Athletic Endurance: Eating For All-Day Sporting Events

Monday, December 18, 2006 - 4:25pm

By Dena McDowell, MS, RD

Planning food for all-day sporting events can be challenging. It’s difficult to know what to eat and when to time your meals. Here are some tips that will help you fuel to optimize your sports performance.

Breakfast for an all-day sporting event

Breakfast is the most important meal of the day. Food types and meal timing both depend on the starting time of the first event. If the event begins at 8 a.m., it is important to wake up early to eat a healthy breakfast. A good rule of thumb is to eat your first meal 2 hours before exercising to allow for proper digestion. A healthy breakfast may consist of:

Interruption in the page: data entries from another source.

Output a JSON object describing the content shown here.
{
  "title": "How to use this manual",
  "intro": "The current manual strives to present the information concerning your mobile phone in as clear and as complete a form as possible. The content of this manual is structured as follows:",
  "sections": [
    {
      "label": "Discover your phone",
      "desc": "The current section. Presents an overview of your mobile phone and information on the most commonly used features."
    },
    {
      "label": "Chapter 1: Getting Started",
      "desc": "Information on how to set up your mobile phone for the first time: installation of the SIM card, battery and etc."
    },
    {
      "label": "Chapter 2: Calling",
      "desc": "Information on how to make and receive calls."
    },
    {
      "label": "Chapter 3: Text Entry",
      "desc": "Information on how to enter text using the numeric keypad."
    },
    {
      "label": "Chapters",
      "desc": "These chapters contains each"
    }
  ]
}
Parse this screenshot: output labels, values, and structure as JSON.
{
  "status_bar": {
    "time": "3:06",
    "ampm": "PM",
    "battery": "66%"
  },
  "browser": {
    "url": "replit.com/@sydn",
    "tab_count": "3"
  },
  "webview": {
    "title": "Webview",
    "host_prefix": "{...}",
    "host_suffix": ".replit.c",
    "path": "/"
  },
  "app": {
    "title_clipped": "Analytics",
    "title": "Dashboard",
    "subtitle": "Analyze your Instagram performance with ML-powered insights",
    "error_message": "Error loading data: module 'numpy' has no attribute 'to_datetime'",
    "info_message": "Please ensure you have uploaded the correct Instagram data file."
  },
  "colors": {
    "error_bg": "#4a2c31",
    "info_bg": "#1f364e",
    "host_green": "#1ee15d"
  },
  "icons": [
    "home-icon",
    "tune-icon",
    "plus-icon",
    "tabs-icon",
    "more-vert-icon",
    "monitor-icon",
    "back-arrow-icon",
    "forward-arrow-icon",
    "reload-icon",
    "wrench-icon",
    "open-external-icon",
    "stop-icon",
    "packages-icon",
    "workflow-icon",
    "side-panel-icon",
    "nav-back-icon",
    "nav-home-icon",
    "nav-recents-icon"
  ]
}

  • Toast or a bagel with peanut butter, half a cup of 100% natural juice, and a piece of fruit
  • Two eggs, toast and 1 cup of juice

If your body doesn’t tolerate large quantities of food in the morning, a protein-rich fruit smoothie could be a great way to jump-start your metabolism.

All-day event snacking: Maintaining and enhancing performance

Between events, healthy snacking provides the calories and glucose your body needs to enhance performance. Snacks should be approximately 200 calories each. And timing is important; stop snacking half an hour before competing to enable your stomach to empty. Snacking every two to three hours throughout the day will replace the lunchtime meal all while providing a regular fuel source for the body.

Snacks should be balanced between carbohydrates and protein, and low in fat. Healthy snack choices include:

  • String cheese and an apple
  • A cereal bar and low-fat milk
  • Trail mix (dried fruit, nuts, cereal and pretzels)
  • Apple and peanut butter
  • Half a sandwich (meat, peanut butter and jelly, or cheese)
  • Low-fat yogurt and fruit
  • Bread sticks and cheese
  • Bagel and peanut butter
  • Frozen grapes or juice fruit such as watermelon
  • Peanut butter and crackers
  • Low-fat granola bars and fruit
  • Low-fat pudding
  • Ginger snap cookies or graham crackers and low-fat milk
  • Fruit smoothie (yogurt, milk and fruit blended together)
  • Low-fat cottage cheese and canned fruit
  • Low-fat granola and yogurt
  • Veggies and low-fat dip

Try to avoid processed foods, which are high in sugar and fat. Oftentimes, these foods are difficult to digest and will zap your energy in the long run.

Dinner: Eating for recovery after an all-day event

After a long day of competition, it’s important to eat a balanced dinner. This meal is known as a recovery meal (see this article for more details). Dinners should be balanced, containing carbohydrates, protein and fat. The carbohydrate-to-protein ratio should be 4:1, meaning that for every 4 ounces of carbohydrates you should eat 1 ounce of protein. Good dinner choices include:

  • Spaghetti with meat sauce, garlic bread, salad and low-fat milk
  • Grilled chicken sandwich on a whole grain bun with a side of pasta salad, fruit and low-fat milk
  • Pizza (2-3 slices), salad and a small glass of 100% fruit juice

Timing for this meal is also important. It is recommended that you consume a recovery meal within one hour of completing exercise to maximize glycogen storage. If you are traveling post event, it is important to stop along the way and eat a healthy dinner.

For more information on recommended eating after working out see the following article from TheDietChannel: Sports Nutrition: 8 Nutritious Ways to Maximize Your Workout.